But it beggars belief that the authorities routinely allow amateur cycle races to be conducted on roads in use by the general public. They can be on busy main roads as well as narrow twisting country routes – often busy with farm traffic and tourists’ cars at this time of year.
Drivers in our locality constantly see cyclists in full kit and mounted on racing cycles riding recklessly or without due care and consideration for other road users. Examples are legion, such as riding three abreast when rounding bends on narrow country roads, speeding out from a road junction in front of passing traffic and often appearing not even to bother to glance in the direction of oncoming traffic.
Often riding two or more abreast on a narrow country road, they refuse to allow a held- up vehicle or tractor room to pass safely by dropping back into single file.
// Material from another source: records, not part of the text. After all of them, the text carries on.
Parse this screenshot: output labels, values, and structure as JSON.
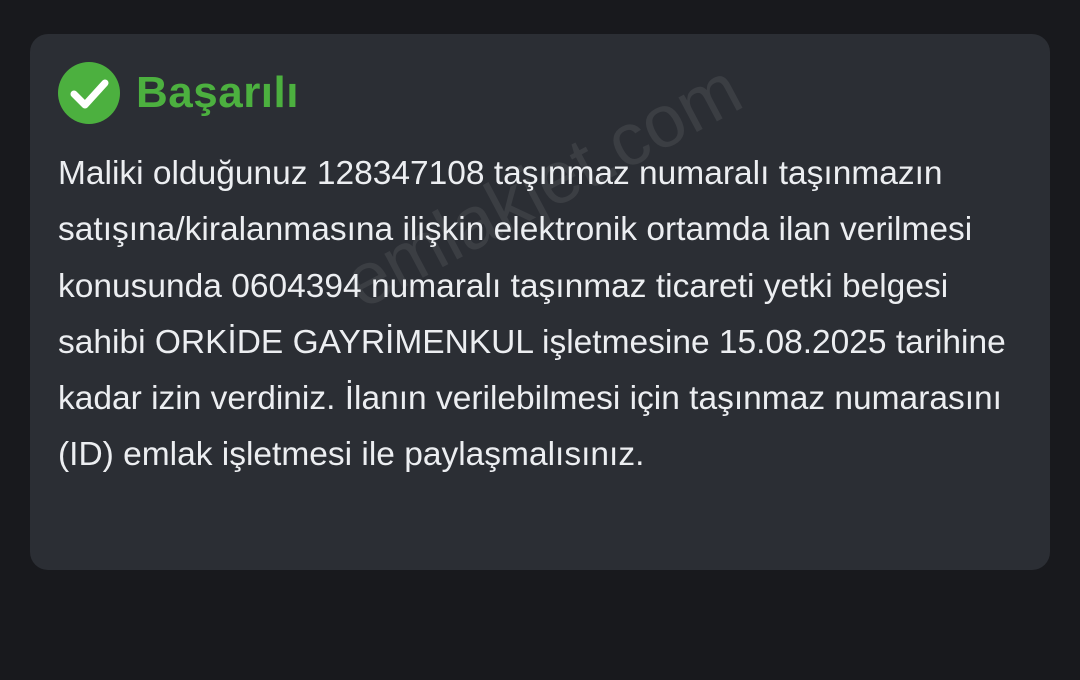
{
  "alert": {
    "title": "Başarılı",
    "icon": "check-circle-icon",
    "success_color": "#4cb03f",
    "message": "Maliki olduğunuz 128347108 taşınmaz numaralı taşınmazın satışına/kiralanmasına ilişkin elektronik ortamda ilan verilmesi konusunda 0604394 numaralı taşınmaz ticareti yetki belgesi sahibi ORKİDE GAYRİMENKUL işletmesine 15.08.2025 tarihine kadar izin verdiniz. İlanın verilebilmesi için taşınmaz numarasını (ID) emlak işletmesi ile paylaşmalısınız."
  },
  "watermark": {
    "text": "emlakjet.com"
  }
}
A gentle pip on a horn is usually the cue for rude gestures or verbal abuse.
I am often struck by the comparison in attitude of the family groups out for a pleasant cycle ride on these same roads. Without any prompting they will drop back into single file to let other road traffic pass and rarely exhibit any reckless or inconsiderate behaviour.
Cycling accidents continue to rise (in many cases with only the cyclists themselves involved) and often on fast downhill sections, but generally other road users get the blame for any accidents involving cyclists – regardless of any contribution from the riders themselves.
Such accident statistics will continue to worsen as long as the authorities continue to condone competition cycle racing on busy public roads.
Careers in Parliament
From: C Duffett, Rosedale Avenue, Hartshead
THE release of the GCSE and A-level results will have left some school leavers disappointed or despondent, but even though they may be frustrated in their attempts at an academic career there are other opportunities for a comfortable lifestyle.
A political career is a notable case in point, offering a starting salary of £74,000 plus benefit in kind from the generous tax free expense allowances, yet requires no academic qualifications for entry nor knowledge of how Parliament works.
Some find it a dead end job, of course, if they are overlooked for preferment for Ministerial appointments, but on the other hand there is flexibility over attendance – some not attending Parliament at all yet still drawing Parliamentary salaries and expenses, apparently.
Apart from Westminster’s paid political opportunities, we have seats in the European Parliament (MEP), the Scottish Parliament (SMP) and the Welsh Assembly and moves are afoot but not yet adopted for Regional Assemblies as well as creating salaried positions in what is currently the House of Lords. Good family and social connections are an advantage, of course.
Parliamentary seats give the opportunity to audition for the media and TV; Prime Minister’s Questions, for example, supplies the opportunity for the aspirant clowns and comedians.
So young people should not over react to disappointment over examinations; opportunities still exist to rise above those whose average salaries produce the taxes to pay for the amenable lifestyle of those who use the route of not what you know but who you know.
Labour’s poll fiasco
From: Hilary Andrews, Nursery Lane, Leeds.
PAULA Sherriff, Labour MP for Dewsbury, was asked on Radio Leeds who she would be supporting for the Labour leadership. She thought Yvette Cooper, because a woman leader would be “one in the eye for David Cameron”. With such puerile reasoning, how can the general public take this contest seriously?
The evils of euthanasia
From: I M Asquith, Sunnyhill Croft, Wrenthorpe, Wakefield.
IN response to the letter by Peter Hyde on the subject of Dignitas (The Yorkshire Post, August 19) , I am very sorry that his parents were such an inconvenience for him. There is no mention of how his parents would have felt about being “put to sleep”. If ever a letter was designed to show the evils of euthanasia, this was it.
Lording it at public expense
From: Terry Palmer, South Lea Avenue, Barnsley.
NO wonder ‘worn out’ Establishment figures can’t wait to get into the Lords. Some peers have not even registered a single vote yet have trousered £100,000 in expenses. No matter, David Cameron is to announce a further 50 peers, mostly Tory, costing the taxpayer at least a further extra £1.3m annually in expenses. Austerity? Never heard of on this gravy train.